first of all, i have to say that this program has become much closer, much closer to the vision that you are fighting for and demanding. since director kim malcolm came on board. before that, it was a struggle with the sfpuc power enterprise to get the buildout on the table. since ms. malcolm showed up, we've got the rates down. they're going to be competitive with pg&e, without which competitive rates, there would be no buildout because there would be no customers. since ms. malcolm came on board, much more of the local power analysis that you saw in a presentation a couple months ago from local power that shows how we can get thousands of jobs within the next ten years building hundreds of local renewables in efficiency, much more of that vision although not all of it has struggled to materialize under ms. malcolm so she deserves a lot of credit. so, the main thing i wanted to
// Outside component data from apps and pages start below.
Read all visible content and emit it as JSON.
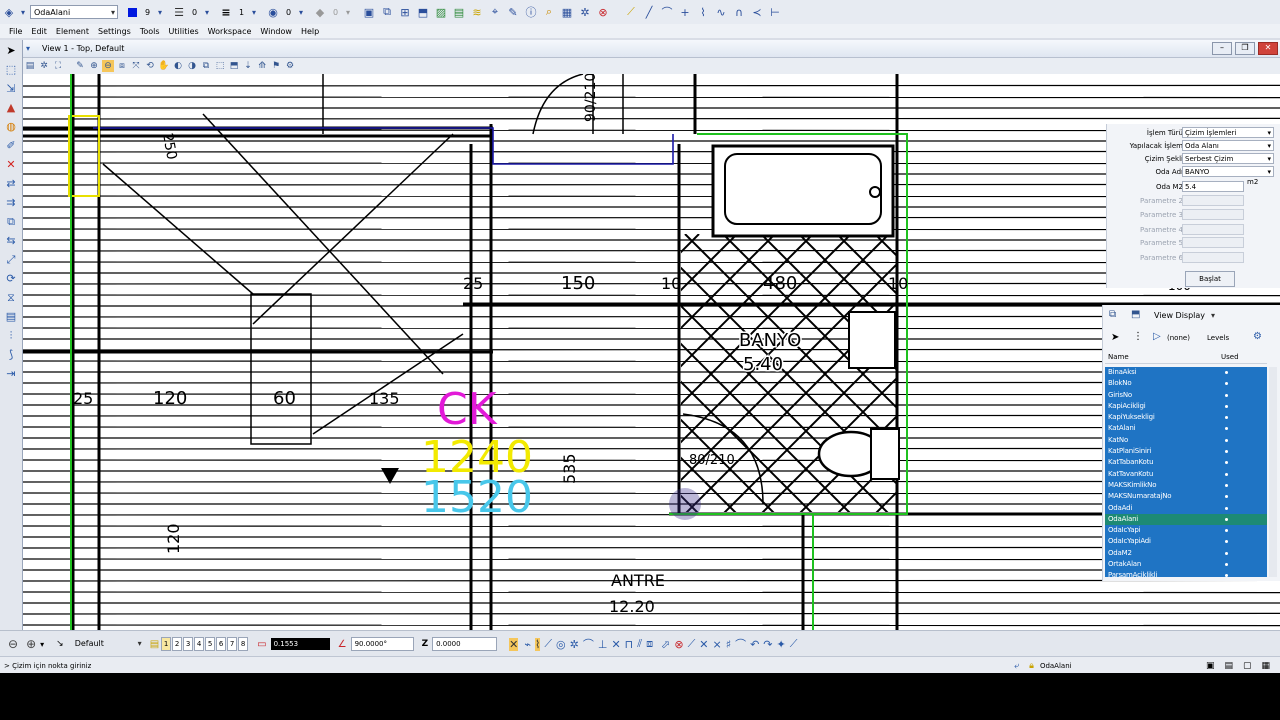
{
  "toolbar": {
    "active_level": "OdaAlani",
    "color_index": "9",
    "line_style": "0",
    "line_weight": "1",
    "transparency": "0",
    "priority": "0"
  },
  "menu": [
    "File",
    "Edit",
    "Element",
    "Settings",
    "Tools",
    "Utilities",
    "Workspace",
    "Window",
    "Help"
  ],
  "view": {
    "title": "View 1 - Top, Default"
  },
  "drawing": {
    "dims": {
      "d250": "250",
      "d90_210": "90/210",
      "d150": "150",
      "d25": "25",
      "d10": "10",
      "d480": "480",
      "d10b": "10",
      "d120": "120",
      "d60": "60",
      "d135": "135",
      "d535": "535",
      "d80_210": "80/210",
      "d120b": "120",
      "d25b": "25"
    },
    "room_banyo": "BANYO",
    "room_banyo_area": "5.40",
    "room_antre": "ANTRE",
    "room_antre_area": "12.20",
    "ck": "CK",
    "n1240": "1240",
    "n1520": "1520",
    "d100": "100"
  },
  "tool_panel": {
    "islem_turu_label": "İşlem Türü",
    "islem_turu": "Çizim İşlemleri",
    "yapilacak_label": "Yapılacak İşlem",
    "yapilacak": "Oda Alanı",
    "cizim_sekli_label": "Çizim Şekli",
    "cizim_sekli": "Serbest Çizim",
    "oda_adi_label": "Oda Adı",
    "oda_adi": "BANYO",
    "oda_m2_label": "Oda M2",
    "oda_m2": "5.4",
    "unit": "m2",
    "params": [
      "Parametre 2",
      "Parametre 3",
      "Parametre 4",
      "Parametre 5",
      "Parametre 6"
    ],
    "start_button": "Başlat"
  },
  "level_panel": {
    "display_mode": "View Display",
    "filter": "(none)",
    "levels_label": "Levels",
    "col_name": "Name",
    "col_used": "Used",
    "levels": [
      "BinaAksi",
      "BlokNo",
      "GirisNo",
      "KapiAcikligi",
      "KapiYuksekligi",
      "KatAlani",
      "KatNo",
      "KatPlaniSiniri",
      "KatTabanKotu",
      "KatTavanKotu",
      "MAKSKimlikNo",
      "MAKSNumaratajNo",
      "OdaAdi",
      "OdaAlani",
      "OdaIcYapi",
      "OdaIcYapiAdi",
      "OdaM2",
      "OrtakAlan",
      "ParsamAciklikli"
    ],
    "selected": "OdaAlani"
  },
  "bottom": {
    "color_table": "Default",
    "views": [
      "1",
      "2",
      "3",
      "4",
      "5",
      "6",
      "7",
      "8"
    ],
    "coord_x": "0.1553",
    "angle": "90.0000°",
    "z_label": "Z",
    "z_value": "0.0000"
  },
  "status": {
    "prompt": "> Çizim için nokta giriniz",
    "level": "OdaAlani"
  }
}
do is clear up a major misconception that i'm seeing this evening that will help you understand what we're talking about with renewable energy credits, with the shell contract, and how we're going to get to the buildout, the green new deal and union labor. and you may know that i'm sure all of you got the sierra club letter that said we are going to insist that this program be anchored to maximize union labor through project labor agreements, et cetera. you should know that the entire grassroots coalition that's working for clean power sf also recently voted to adopt that same position. this must be a local jobs union green new deal project with thousands of jobs available. the misconception that i want to make sure that we correct here is the idea that the shell program, the shell contract is the program. it is not. the shell contract is 4%, less than 4% of the energy that